● **The task**
Copy all lines below containing "Settings".

===== Task input

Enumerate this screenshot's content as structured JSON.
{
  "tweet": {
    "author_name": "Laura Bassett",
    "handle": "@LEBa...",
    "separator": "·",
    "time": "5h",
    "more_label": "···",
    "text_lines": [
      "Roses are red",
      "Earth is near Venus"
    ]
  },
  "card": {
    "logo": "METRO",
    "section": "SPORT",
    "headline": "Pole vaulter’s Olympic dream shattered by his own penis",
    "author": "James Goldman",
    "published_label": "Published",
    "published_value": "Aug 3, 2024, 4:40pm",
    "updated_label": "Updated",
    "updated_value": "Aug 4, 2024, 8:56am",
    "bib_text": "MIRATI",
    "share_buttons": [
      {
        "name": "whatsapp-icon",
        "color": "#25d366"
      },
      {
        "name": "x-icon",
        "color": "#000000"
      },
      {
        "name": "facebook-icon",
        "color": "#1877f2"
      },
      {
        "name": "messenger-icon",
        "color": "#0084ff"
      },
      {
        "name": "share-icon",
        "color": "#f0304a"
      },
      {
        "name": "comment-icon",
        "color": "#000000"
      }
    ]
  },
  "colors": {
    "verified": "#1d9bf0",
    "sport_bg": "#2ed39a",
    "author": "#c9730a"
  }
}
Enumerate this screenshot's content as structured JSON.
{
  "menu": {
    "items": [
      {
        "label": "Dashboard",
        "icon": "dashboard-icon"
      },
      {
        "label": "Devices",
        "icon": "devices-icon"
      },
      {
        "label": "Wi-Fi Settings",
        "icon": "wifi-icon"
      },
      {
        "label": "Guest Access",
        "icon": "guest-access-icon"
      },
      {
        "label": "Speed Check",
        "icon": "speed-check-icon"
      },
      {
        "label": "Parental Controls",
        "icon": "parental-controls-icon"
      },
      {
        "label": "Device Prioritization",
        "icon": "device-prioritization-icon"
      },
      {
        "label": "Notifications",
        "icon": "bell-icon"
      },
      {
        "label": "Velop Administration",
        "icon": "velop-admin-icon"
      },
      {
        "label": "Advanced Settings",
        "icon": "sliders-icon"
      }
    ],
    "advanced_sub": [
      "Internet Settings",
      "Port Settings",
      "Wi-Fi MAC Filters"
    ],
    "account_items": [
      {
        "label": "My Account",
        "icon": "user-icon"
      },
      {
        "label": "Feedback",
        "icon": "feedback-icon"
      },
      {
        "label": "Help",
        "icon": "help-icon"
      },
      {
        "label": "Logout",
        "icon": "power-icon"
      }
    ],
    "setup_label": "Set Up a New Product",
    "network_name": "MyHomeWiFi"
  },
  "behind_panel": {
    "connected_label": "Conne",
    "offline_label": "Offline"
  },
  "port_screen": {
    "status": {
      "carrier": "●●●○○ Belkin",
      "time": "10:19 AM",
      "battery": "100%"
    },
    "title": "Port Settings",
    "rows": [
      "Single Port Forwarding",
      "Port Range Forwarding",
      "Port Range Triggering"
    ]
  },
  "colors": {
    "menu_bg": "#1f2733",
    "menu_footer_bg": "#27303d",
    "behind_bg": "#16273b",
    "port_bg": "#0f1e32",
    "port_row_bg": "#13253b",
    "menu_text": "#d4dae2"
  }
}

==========
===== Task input

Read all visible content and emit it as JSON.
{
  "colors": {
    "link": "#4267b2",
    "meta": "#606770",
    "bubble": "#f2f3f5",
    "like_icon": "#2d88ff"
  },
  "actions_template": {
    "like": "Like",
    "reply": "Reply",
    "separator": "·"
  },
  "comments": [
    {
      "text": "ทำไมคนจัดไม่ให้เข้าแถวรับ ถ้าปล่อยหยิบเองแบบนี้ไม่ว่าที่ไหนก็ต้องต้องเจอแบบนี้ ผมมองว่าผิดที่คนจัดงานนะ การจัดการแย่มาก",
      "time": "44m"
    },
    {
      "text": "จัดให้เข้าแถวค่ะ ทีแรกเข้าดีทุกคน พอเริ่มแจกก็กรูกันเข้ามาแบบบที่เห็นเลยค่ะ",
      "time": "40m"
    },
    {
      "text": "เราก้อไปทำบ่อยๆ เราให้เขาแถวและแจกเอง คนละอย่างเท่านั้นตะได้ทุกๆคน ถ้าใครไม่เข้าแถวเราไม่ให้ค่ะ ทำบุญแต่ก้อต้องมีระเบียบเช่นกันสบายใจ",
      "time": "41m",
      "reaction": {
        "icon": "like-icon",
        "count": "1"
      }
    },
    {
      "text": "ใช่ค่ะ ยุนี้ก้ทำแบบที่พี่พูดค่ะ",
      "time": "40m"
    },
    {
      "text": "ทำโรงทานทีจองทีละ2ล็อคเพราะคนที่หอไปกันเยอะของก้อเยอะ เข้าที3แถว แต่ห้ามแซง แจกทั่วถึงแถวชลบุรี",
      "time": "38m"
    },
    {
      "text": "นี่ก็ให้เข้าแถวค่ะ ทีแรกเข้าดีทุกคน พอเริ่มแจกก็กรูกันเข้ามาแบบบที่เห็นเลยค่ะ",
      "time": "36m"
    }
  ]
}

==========
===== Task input

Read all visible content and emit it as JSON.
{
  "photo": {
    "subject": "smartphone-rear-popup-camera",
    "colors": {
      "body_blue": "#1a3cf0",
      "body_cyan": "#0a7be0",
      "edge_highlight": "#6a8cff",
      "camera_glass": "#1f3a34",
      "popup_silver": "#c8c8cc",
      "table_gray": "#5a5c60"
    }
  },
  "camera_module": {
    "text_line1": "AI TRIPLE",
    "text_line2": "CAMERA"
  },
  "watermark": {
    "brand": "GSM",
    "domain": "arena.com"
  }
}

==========

● **Answer box**
        "label": "Wi-Fi Settings",
        "label": "Advanced Settings",
      "Internet Settings",
      "Port Settings",
    "title": "Port Settings",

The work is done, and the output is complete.